One of the many great things about golf is that some time elapses between bits of action. It takes upwards of four hours to strike the ball somewhere between 75 and 100 times. Do the math and it's clear that every round gives us ample opportunity to ponder the big questions if we so choose. It's no surprise that the literature and art of golf is peppered with questions of spirituality and existence. Golfers tend to wonder why. I know I'm not the only one who has cried, "Why am I here?!" at the sky after missing a three-footer.

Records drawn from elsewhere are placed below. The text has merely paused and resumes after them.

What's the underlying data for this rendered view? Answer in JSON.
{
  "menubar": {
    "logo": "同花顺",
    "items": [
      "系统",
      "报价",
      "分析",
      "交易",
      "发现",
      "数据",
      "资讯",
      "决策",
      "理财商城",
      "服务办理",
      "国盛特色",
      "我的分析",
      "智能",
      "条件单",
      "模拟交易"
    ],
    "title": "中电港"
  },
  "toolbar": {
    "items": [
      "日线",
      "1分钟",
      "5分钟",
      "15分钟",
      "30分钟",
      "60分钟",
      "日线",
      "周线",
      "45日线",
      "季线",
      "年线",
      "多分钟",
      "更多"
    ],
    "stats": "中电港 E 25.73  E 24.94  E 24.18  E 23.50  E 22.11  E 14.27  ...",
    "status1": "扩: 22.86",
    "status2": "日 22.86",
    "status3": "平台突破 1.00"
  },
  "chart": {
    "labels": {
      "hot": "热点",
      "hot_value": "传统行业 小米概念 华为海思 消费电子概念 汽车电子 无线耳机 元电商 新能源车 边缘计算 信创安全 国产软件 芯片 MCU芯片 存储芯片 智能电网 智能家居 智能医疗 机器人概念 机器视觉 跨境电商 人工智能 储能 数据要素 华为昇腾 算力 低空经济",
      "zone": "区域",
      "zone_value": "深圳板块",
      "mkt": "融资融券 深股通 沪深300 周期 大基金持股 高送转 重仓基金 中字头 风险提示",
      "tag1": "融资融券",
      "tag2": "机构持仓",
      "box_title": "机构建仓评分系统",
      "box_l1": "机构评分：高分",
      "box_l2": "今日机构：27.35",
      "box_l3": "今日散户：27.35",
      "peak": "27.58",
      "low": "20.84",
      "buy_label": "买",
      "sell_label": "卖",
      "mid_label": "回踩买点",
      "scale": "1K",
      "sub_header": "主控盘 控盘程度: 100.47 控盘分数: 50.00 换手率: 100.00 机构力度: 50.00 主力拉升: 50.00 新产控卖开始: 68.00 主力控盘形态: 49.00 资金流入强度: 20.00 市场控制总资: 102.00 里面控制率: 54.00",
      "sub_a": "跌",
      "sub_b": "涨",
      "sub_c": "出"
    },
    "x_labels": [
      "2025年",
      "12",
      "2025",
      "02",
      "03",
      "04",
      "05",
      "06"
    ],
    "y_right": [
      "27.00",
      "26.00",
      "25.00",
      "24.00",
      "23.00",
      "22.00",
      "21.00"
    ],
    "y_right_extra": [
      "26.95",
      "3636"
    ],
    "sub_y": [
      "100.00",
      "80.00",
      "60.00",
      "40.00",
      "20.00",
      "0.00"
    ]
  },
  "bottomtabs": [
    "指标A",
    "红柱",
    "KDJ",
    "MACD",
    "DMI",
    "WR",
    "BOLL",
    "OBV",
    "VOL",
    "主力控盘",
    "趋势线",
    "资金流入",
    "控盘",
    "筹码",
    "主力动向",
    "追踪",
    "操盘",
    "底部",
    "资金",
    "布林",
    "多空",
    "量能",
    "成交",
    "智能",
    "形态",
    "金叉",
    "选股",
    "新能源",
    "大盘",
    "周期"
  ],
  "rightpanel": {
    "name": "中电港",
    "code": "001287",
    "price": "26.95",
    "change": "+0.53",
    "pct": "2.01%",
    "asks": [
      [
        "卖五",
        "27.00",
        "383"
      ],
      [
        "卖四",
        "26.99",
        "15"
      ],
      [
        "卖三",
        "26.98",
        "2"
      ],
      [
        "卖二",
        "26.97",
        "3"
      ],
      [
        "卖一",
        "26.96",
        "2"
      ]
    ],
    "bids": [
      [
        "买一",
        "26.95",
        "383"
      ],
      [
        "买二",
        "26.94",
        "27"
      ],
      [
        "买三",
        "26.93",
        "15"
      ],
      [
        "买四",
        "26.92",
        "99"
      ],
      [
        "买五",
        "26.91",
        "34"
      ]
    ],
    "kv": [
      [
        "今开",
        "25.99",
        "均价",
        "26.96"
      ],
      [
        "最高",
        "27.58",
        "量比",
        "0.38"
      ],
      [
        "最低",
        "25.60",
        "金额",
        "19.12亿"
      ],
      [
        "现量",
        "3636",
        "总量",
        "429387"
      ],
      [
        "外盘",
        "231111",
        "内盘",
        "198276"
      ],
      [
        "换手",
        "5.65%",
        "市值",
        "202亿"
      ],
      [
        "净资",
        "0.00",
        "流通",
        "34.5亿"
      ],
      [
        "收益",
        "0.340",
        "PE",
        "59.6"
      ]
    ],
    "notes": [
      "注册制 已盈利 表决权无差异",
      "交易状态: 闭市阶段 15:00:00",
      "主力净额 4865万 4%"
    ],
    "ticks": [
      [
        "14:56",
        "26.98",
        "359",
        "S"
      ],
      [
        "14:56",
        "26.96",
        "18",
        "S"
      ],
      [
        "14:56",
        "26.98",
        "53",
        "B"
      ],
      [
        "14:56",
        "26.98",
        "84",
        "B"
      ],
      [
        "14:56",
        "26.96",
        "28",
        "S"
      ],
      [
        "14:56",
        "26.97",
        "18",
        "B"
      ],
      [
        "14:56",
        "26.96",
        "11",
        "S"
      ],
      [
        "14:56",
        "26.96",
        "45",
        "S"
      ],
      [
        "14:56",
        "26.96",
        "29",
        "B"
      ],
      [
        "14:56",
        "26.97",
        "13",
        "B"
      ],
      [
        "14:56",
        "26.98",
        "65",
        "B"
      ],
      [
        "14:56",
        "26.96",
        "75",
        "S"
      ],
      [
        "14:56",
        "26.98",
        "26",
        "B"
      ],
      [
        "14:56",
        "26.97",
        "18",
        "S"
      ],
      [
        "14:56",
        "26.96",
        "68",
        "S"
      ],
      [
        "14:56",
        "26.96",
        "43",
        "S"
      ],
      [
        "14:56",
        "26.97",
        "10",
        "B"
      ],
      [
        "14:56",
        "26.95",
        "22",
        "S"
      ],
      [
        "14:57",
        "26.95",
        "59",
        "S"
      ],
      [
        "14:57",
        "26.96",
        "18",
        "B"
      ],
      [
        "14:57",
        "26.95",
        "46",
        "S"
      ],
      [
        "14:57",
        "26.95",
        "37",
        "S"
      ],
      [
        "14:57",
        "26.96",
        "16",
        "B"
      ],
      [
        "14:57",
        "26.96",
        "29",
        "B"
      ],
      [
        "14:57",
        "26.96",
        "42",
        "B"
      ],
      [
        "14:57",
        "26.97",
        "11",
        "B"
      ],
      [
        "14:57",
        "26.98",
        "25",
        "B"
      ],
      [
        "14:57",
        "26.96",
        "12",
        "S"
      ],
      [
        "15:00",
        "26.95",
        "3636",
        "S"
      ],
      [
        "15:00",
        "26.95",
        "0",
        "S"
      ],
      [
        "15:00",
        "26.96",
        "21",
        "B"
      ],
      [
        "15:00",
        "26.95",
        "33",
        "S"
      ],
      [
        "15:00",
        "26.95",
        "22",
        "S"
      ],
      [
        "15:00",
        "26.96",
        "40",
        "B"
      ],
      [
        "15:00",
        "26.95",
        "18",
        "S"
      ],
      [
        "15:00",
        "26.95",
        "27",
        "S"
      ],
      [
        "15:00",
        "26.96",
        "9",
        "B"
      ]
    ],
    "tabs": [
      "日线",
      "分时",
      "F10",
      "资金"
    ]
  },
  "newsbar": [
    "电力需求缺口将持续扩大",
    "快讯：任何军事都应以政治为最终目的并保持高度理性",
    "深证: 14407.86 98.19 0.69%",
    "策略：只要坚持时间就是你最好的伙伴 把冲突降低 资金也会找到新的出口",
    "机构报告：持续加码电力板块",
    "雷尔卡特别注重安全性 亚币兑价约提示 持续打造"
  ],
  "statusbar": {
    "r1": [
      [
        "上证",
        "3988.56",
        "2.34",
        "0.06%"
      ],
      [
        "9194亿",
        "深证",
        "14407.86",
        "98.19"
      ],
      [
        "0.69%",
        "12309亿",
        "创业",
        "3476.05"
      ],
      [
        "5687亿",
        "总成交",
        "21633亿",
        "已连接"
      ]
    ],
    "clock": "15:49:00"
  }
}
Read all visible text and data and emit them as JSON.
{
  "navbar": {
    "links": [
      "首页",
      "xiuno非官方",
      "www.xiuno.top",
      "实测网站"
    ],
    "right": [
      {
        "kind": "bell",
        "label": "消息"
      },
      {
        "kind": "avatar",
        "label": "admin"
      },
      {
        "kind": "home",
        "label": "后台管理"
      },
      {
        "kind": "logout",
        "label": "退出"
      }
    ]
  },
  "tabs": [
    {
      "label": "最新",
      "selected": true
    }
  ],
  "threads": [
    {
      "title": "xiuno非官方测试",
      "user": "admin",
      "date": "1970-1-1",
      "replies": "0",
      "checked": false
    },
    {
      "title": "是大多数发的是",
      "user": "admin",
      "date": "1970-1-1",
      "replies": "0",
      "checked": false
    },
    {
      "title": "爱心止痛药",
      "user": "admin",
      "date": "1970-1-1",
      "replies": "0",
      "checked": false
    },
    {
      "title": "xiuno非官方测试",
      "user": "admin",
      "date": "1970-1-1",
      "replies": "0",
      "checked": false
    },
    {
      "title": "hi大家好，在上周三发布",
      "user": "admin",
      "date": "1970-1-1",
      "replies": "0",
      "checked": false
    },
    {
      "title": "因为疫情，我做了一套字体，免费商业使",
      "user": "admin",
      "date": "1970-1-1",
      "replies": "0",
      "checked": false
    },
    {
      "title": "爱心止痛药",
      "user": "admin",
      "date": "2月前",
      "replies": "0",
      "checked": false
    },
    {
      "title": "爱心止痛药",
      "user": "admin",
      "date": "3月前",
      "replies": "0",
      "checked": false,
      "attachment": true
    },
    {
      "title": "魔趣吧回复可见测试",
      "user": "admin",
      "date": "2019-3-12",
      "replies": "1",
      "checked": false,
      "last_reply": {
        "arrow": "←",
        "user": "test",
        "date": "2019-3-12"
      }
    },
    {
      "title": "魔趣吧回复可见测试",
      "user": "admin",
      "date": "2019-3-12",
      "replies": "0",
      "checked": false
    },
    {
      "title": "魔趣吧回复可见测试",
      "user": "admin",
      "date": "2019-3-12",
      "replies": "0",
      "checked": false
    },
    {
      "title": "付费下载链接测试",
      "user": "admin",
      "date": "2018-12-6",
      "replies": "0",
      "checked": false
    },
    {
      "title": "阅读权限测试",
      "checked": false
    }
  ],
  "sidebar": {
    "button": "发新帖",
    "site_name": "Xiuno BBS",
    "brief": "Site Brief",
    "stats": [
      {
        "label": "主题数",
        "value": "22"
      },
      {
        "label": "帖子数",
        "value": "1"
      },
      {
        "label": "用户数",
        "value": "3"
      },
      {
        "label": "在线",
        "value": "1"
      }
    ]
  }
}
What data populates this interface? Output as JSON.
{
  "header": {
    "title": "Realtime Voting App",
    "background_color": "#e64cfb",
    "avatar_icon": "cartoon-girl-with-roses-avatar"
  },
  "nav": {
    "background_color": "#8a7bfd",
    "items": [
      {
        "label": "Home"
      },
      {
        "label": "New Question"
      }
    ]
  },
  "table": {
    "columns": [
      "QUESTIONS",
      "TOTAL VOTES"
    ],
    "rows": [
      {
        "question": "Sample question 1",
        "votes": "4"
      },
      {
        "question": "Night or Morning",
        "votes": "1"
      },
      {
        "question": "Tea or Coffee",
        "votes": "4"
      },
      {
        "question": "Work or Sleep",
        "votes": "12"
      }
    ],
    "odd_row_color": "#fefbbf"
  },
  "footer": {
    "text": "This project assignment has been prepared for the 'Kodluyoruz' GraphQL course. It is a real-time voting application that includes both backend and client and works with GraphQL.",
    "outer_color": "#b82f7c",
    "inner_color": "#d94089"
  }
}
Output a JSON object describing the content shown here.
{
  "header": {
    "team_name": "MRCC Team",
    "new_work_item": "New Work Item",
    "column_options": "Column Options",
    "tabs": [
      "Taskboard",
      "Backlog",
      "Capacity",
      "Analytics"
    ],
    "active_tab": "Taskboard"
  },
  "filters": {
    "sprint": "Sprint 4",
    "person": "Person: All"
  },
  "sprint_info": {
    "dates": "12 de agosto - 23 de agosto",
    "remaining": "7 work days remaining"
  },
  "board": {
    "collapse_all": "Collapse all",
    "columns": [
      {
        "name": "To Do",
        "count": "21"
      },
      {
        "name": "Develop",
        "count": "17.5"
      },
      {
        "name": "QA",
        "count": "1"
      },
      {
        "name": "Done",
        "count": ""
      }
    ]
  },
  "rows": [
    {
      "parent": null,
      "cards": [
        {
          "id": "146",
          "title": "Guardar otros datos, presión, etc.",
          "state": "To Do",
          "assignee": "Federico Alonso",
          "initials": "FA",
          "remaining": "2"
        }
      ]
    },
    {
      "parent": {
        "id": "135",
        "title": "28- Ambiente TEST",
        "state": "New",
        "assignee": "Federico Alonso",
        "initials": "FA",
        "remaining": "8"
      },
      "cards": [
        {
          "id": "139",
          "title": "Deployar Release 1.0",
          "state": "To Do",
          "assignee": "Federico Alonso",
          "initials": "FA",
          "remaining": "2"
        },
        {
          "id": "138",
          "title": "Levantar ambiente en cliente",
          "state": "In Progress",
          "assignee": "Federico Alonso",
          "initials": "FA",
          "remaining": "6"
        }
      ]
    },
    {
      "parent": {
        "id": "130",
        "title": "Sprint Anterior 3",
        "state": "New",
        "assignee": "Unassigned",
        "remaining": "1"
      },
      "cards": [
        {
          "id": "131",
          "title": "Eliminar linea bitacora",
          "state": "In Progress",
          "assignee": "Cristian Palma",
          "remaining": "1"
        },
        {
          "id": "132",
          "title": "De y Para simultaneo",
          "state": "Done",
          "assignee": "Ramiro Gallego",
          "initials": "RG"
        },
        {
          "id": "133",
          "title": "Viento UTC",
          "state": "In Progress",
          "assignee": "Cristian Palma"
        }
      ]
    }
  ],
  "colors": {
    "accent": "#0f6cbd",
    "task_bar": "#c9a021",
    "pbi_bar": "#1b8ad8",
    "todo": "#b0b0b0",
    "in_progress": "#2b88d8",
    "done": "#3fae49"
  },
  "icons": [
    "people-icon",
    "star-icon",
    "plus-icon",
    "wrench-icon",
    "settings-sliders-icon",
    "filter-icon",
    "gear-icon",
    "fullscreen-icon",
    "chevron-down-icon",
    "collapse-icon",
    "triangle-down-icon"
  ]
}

The print that hangs in my parents' condo in South Carolina is not as meditative and full of "philosophical woo-woo" as, say, the Michael Murphy novel Golf In The Kingdom. It's mainly a bit of cheeky humor. Rabbis have taken to the golf course, and several look on in varying states of disbelief as one of them holes a long putt. It's not exactly TopTracer, but the dotted track of the ball and distant rays of sun peeking through clouds suggest some divine intervention. Is this the most learned rabbi of the group? Is G-d using the moment to teach the rest about the rewards of study?
No matter a particular person's religious affiliation, everyone seems to turn into a polytheist on the golf course. We lament the cruelty of "the golf gods" when a putt lips out or a decent tee shot takes a crooked bounce into trouble. Of course, this is a deflection measure rather than an authentic belief; we're just looking for someone else to blame for our bad golf. There are few absolute truths, but I'm confident that one of them is that He could not possibly care less what you shoot.